Though the cost of this selection was very high at not just a second, but third and fourth round picks as well, Zucker has emerged as a legitimate talent. At the time of the draft, Zucker was a bit of a novelty, having grown up in California and Las Vegas, mostly playing roller-hockey. He transitioned to the ice in seamless fashion however, joining Compuware (where eventual Wild prospect Jared Knight would be a teammate) as an under-16 and making the US National Development Program roster the next season. Post-draft, Zucker went to the University of Denver Pioneers and scored better than a point-per-game during his college career.
Jason Zucker has been a very successful player with the Wild so far in his career. He is one of the fastest skaters in the league, and increasingly opportunistic: a skill which is just an innate gift. Zucker has been one of the better goal-scorers for the Wild over the past two seasons, but has also been limited by injury. This problem has plagued him since he took a cheap shot to the head from Martin Marincin, then of Team Slovakia at the World Juniors.
Zucker plays an aggressive style: hitting, blocking shots and pursuing the puck with abandon. Couple this approach with a small frame and concerns about his durability are all too well-founded. Nonetheless, when he plays, he is an electrifying talent best served in a limited role.
Watch this 2010 NHL Draft Look Back video featuring the Minnesota Wild second round pick, Jason Zucker.
Sixth Round, 159th Overall: Johan Gustafsson, G, Farjestads BK (SEL)
NHL Games Played: 0
Gustafsson’s stock as a prospect has completely crumbled after his 2014-15 campaign, and there is plenty of reason to assume that his time with the organization is at a close.
Although he was fine in the limited viewings that Wild scouts undoubtedly saw, namely the 2010 U-18s, Gustafsson really never had amateur numbers to suggest an elite athlete. He backstopped Team Sweden to its first gold medal in a generation at the 2012 World Juniors but, in fairness, the team relied mostly on its incredible wealth of talent at every other position. Anton Forsberg (CBJ) put up better numbers at that level then, and has continued the trend now.
Post-draft, Gustafsson had two excellent seasons in a row for Luleå of the SHL, with save percentages of around .933. Coming to North America he was tasked with doing the same, and with very poor teams in front of him in Des Moines, he just was not up to the challenge. Putting up an .893 save percentage this season as the putative starter did not cut it at all, not when John Curry’s numbers of a 2.66 goals against average and .917 save percentage were markedly superior. A stint in the ECHL did not help Gustafsson recover his form or his confidence.

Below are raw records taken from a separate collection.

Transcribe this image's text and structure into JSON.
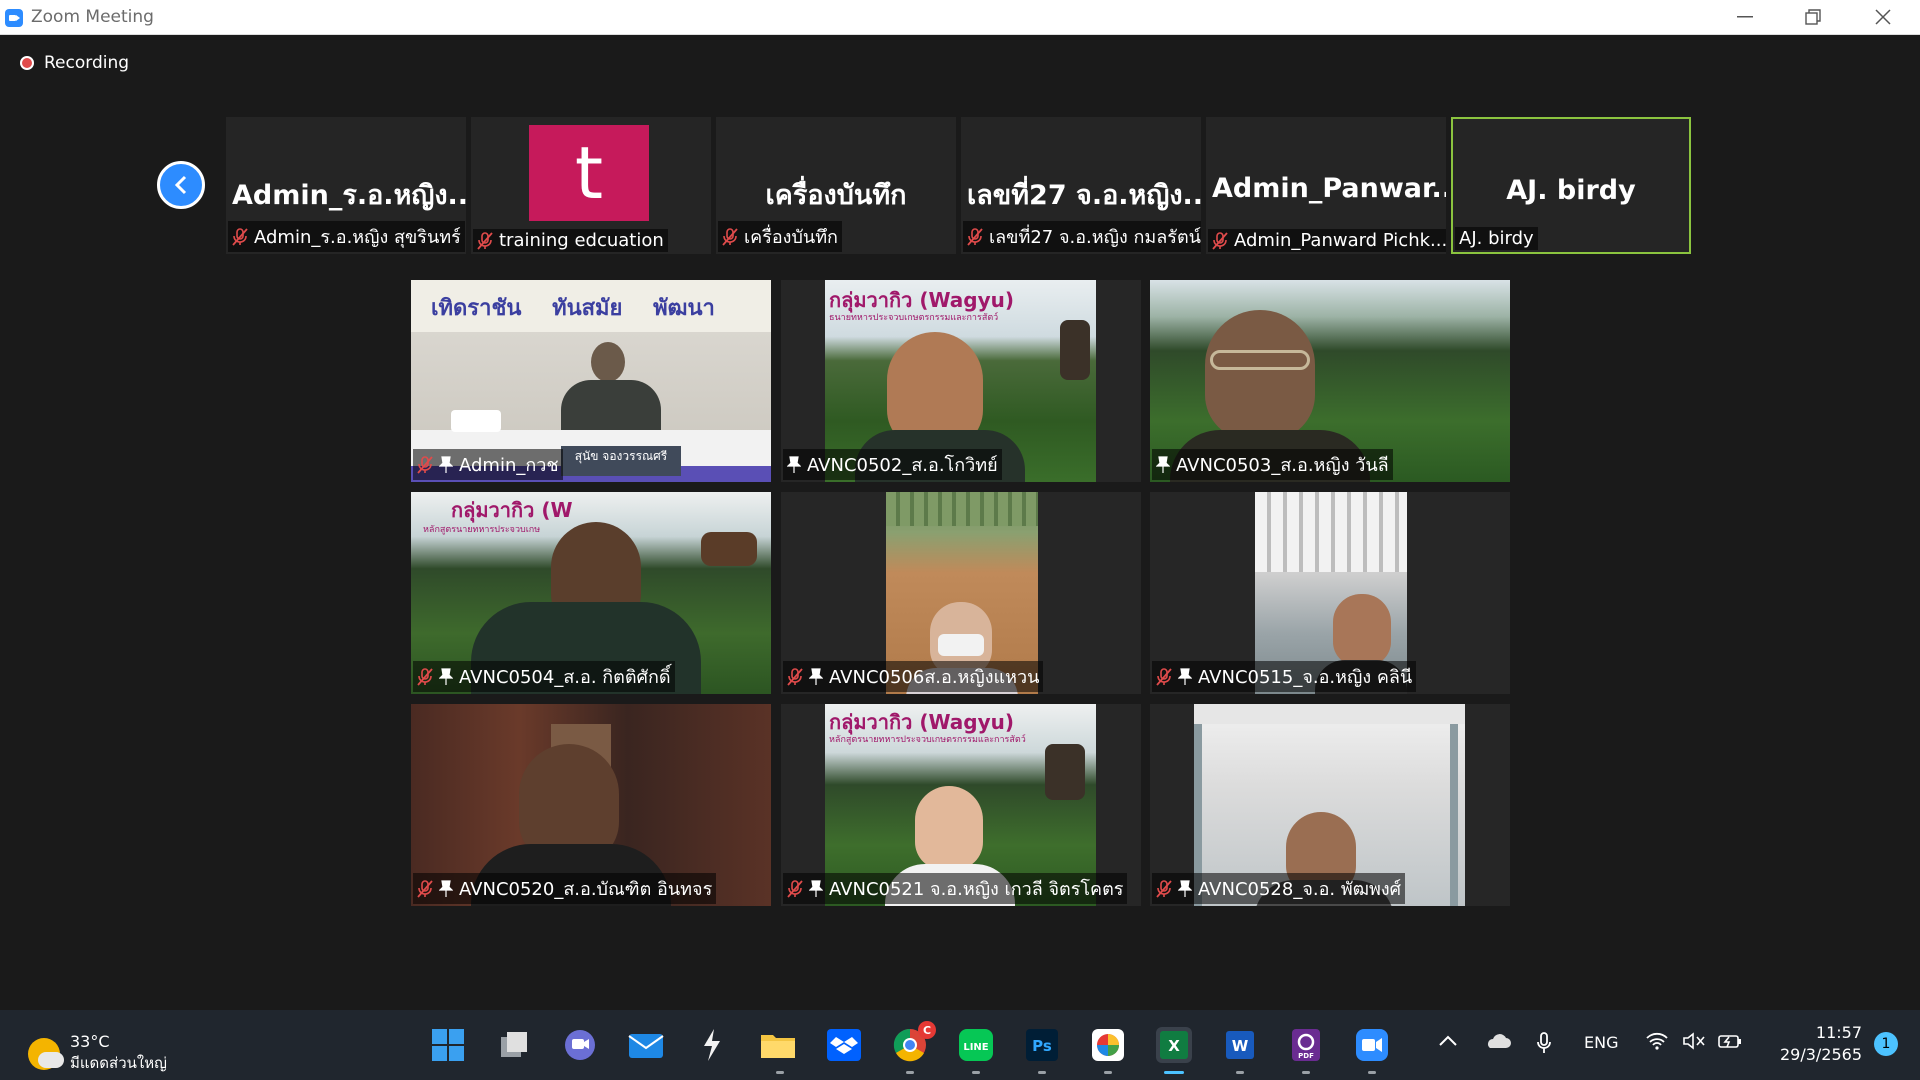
{
  "window": {
    "title": "Zoom Meeting",
    "icon": "zoom-icon"
  },
  "recording": {
    "label": "Recording",
    "color": "#e04b4b"
  },
  "strip": {
    "tiles": [
      {
        "big": "Admin_ร.อ.หญิง...",
        "label": "Admin_ร.อ.หญิง สุขรินทร์",
        "muted": true
      },
      {
        "avatar_letter": "t",
        "avatar_color": "#c61a5b",
        "label": "training edcuation",
        "muted": true
      },
      {
        "big": "เครื่องบันทึก",
        "label": "เครื่องบันทึก",
        "muted": true
      },
      {
        "big": "เลขที่27 จ.อ.หญิง...",
        "label": "เลขที่27 จ.อ.หญิง กมลรัตน์...",
        "muted": true
      },
      {
        "big": "Admin_Panwar...",
        "label": "Admin_Panward  Pichk...",
        "muted": true
      },
      {
        "big": "AJ. birdy",
        "label": "AJ. birdy",
        "muted": false,
        "active": true
      }
    ]
  },
  "grid": {
    "tiles": [
      {
        "label": "Admin_กวช",
        "muted": true,
        "pinned": true,
        "banner": "เทิดราชัน    ทันสมัย    พัฒนา",
        "plaque": "สุนัข  จองวรรณศรี"
      },
      {
        "label": "AVNC0502_ส.อ.โกวิทย์",
        "muted": false,
        "pinned": true,
        "banner": "กลุ่มวากิว (Wagyu)",
        "subbanner": "ธนายทหารประจวบเกษตรกรรมและการสัตว์"
      },
      {
        "label": "AVNC0503_ส.อ.หญิง วันลี",
        "muted": false,
        "pinned": true
      },
      {
        "label": "AVNC0504_ส.อ. กิตติศักดิ์",
        "muted": true,
        "pinned": true,
        "banner": "กลุ่มวากิว (W",
        "subbanner": "หลักสูตรนายทหารประจวบเกษ"
      },
      {
        "label": "AVNC0506ส.อ.หญิงแหวน",
        "muted": true,
        "pinned": true
      },
      {
        "label": "AVNC0515_จ.อ.หญิง คลินี",
        "muted": true,
        "pinned": true
      },
      {
        "label": "AVNC0520_ส.อ.บัณฑิต อินทจร",
        "muted": true,
        "pinned": true
      },
      {
        "label": "AVNC0521 จ.อ.หญิง เกวลี จิตรโคตร",
        "muted": true,
        "pinned": true,
        "banner": "กลุ่มวากิว (Wagyu)",
        "subbanner": "หลักสูตรนายทหารประจวบเกษตรกรรมและการสัตว์"
      },
      {
        "label": "AVNC0528_จ.อ. พัฒพงศ์",
        "muted": true,
        "pinned": true
      }
    ]
  },
  "taskbar": {
    "weather": {
      "temp": "33°C",
      "condition": "มีแดดส่วนใหญ่"
    },
    "apps": [
      "windows-start-icon",
      "task-view-icon",
      "teams-chat-icon",
      "mail-icon",
      "winamp-icon",
      "file-explorer-icon",
      "dropbox-icon",
      "chrome-icon",
      "line-icon",
      "photoshop-icon",
      "picasa-icon",
      "excel-icon",
      "word-icon",
      "pdf-icon",
      "zoom-icon"
    ],
    "chrome_badge": "C",
    "tray": {
      "lang": "ENG"
    },
    "clock": {
      "time": "11:57",
      "date": "29/3/2565"
    },
    "notifications": "1"
  }
}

Gustafsson’s time in North America looks to be at a close, at least for the next two seasons, as he signed a deal with Frolunda of the SHL in May. It should also be said, goalies often have these types of down seasons only to reappear on the radar years later.
Seventh Round, 189th Overall: Dylen McKinlay, RW, Chilliwack Bruins (WHL)
NHL Games Played: 0
Just one year after drafting Dylen McKinlay out of Chilliwack, the Wild relinquished rights to him. The team never issued a press statement regarding its decision and maintains its silence to this day.
Post-draft, McKinlay bounced around the British Columbia-based WHL teams, having stints in Kelowna and Kootenay as well. He was productive for each of them, especially in 2012-13 with Kelowna, putting up 68 points in 72 games. McKinlay, after taking some time off from hockey, has continued his career in the role of a scholar-athlete for the University of Regina hockey program where he led the squad in scoring this past season.